- ASSIGNMENT: Lines in which "Dropbox" appears should be pulled from the data below.

- SUPPLIED ENTRIES:

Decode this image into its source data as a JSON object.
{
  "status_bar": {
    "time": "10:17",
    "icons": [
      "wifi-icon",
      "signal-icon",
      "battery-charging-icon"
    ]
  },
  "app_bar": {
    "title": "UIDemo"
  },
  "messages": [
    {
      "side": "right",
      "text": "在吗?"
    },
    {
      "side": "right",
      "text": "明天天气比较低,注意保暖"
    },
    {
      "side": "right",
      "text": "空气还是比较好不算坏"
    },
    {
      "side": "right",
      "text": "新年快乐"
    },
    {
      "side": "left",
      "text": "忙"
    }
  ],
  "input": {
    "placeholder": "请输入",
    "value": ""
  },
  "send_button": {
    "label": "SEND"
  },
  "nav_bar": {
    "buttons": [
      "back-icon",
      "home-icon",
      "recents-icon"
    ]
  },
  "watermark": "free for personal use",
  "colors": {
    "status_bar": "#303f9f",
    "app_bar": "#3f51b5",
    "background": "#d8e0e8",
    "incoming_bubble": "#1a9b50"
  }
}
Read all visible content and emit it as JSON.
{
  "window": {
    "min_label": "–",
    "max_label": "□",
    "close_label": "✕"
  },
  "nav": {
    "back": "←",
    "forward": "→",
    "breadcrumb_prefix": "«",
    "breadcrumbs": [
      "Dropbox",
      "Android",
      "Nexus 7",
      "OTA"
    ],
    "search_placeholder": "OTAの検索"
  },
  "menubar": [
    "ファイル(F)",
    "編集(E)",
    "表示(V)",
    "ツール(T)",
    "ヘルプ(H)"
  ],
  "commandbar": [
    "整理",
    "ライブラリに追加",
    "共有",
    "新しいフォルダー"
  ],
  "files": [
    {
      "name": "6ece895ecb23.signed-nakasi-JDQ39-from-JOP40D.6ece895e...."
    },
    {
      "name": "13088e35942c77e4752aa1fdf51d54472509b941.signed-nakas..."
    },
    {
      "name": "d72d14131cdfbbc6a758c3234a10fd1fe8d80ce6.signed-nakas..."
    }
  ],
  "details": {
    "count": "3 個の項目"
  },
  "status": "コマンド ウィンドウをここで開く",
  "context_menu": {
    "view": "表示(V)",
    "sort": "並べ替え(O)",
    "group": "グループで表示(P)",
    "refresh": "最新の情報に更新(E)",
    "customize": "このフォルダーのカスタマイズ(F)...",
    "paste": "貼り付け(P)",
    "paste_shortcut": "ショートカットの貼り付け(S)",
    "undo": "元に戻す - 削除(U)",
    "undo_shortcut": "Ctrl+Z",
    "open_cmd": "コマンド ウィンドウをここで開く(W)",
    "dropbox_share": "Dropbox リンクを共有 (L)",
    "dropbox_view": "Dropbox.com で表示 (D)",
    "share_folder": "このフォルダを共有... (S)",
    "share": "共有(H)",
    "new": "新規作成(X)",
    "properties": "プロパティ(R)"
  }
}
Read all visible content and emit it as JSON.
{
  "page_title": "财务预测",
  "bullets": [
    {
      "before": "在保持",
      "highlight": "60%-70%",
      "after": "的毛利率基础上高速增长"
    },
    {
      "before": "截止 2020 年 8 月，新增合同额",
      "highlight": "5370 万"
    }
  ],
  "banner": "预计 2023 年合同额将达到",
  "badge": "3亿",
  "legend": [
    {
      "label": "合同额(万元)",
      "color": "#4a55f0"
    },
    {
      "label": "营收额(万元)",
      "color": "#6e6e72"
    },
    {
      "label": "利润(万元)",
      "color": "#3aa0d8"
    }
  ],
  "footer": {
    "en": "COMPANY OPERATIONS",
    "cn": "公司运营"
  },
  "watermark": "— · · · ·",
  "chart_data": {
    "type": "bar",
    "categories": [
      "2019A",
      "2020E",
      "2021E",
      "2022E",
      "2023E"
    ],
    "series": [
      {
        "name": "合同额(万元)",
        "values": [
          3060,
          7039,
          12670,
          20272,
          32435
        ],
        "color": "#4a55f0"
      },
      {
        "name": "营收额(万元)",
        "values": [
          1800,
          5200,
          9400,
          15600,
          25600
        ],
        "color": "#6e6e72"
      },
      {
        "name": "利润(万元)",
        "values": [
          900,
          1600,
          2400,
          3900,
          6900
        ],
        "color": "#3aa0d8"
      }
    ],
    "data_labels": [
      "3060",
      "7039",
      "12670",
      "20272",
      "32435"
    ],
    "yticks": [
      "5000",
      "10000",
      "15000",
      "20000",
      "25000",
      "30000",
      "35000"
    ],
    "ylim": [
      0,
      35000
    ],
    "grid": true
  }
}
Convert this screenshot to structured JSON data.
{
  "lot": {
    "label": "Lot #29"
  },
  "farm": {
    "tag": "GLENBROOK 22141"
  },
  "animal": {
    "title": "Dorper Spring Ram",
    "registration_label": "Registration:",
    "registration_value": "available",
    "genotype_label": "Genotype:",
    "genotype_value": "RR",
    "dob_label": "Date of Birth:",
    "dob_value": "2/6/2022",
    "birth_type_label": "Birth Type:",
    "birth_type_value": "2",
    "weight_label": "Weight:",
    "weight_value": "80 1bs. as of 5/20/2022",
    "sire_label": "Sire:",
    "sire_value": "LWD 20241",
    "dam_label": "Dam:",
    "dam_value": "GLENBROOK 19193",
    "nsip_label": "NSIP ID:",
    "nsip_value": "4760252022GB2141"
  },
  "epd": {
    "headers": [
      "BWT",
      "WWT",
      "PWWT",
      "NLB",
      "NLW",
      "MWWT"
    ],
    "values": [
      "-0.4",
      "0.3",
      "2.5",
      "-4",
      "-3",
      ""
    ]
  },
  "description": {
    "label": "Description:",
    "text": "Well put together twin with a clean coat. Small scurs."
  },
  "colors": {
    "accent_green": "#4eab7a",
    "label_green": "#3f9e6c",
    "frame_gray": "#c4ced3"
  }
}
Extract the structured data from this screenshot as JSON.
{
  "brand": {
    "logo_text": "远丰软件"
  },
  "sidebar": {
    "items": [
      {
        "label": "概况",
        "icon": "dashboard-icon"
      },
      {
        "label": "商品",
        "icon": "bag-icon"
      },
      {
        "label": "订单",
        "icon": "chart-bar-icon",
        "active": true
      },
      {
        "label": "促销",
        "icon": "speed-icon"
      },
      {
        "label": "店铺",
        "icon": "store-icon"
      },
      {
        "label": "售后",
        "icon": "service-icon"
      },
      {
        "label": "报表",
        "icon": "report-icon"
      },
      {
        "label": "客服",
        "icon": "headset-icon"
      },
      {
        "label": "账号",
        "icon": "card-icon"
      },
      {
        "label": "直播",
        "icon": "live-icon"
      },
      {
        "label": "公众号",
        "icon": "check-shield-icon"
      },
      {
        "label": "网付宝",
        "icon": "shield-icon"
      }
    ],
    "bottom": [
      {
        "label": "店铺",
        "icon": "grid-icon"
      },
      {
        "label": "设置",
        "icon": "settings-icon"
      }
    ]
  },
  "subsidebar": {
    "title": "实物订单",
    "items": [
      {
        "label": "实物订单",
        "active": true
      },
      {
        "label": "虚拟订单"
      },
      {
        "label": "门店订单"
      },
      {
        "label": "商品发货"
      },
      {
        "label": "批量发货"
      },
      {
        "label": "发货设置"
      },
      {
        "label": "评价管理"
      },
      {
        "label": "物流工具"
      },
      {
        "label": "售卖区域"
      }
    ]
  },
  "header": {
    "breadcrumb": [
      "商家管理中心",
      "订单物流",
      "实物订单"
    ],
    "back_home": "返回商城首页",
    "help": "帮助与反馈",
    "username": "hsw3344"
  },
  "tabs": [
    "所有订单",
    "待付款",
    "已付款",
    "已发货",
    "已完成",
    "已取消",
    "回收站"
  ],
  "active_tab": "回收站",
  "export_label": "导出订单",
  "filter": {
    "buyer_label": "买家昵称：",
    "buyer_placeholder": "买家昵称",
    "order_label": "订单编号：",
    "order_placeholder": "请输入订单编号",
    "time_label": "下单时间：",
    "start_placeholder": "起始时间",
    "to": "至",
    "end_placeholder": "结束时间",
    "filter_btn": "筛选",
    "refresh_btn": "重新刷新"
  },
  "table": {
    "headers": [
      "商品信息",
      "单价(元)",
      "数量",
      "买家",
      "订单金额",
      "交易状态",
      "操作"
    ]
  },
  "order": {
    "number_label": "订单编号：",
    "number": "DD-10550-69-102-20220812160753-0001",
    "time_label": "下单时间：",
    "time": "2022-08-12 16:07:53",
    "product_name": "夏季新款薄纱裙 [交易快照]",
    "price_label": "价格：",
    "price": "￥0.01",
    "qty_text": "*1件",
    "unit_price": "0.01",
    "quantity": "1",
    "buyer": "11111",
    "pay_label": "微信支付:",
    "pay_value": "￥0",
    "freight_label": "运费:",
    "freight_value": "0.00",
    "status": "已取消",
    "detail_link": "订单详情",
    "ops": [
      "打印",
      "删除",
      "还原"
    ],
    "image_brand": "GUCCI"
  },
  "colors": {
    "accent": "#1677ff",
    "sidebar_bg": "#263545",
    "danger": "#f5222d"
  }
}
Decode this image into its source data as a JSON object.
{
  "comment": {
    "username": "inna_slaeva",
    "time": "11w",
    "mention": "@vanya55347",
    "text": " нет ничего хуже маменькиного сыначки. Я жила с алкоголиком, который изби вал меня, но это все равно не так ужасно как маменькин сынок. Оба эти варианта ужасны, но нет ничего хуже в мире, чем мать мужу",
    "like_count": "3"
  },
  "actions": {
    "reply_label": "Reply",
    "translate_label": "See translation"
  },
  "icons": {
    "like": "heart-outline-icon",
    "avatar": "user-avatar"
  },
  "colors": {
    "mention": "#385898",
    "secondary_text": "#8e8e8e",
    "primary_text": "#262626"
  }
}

- RESPONSE BOX:
      "Dropbox",
    "dropbox_share": "Dropbox リンクを共有 (L)",
    "dropbox_view": "Dropbox.com で表示 (D)",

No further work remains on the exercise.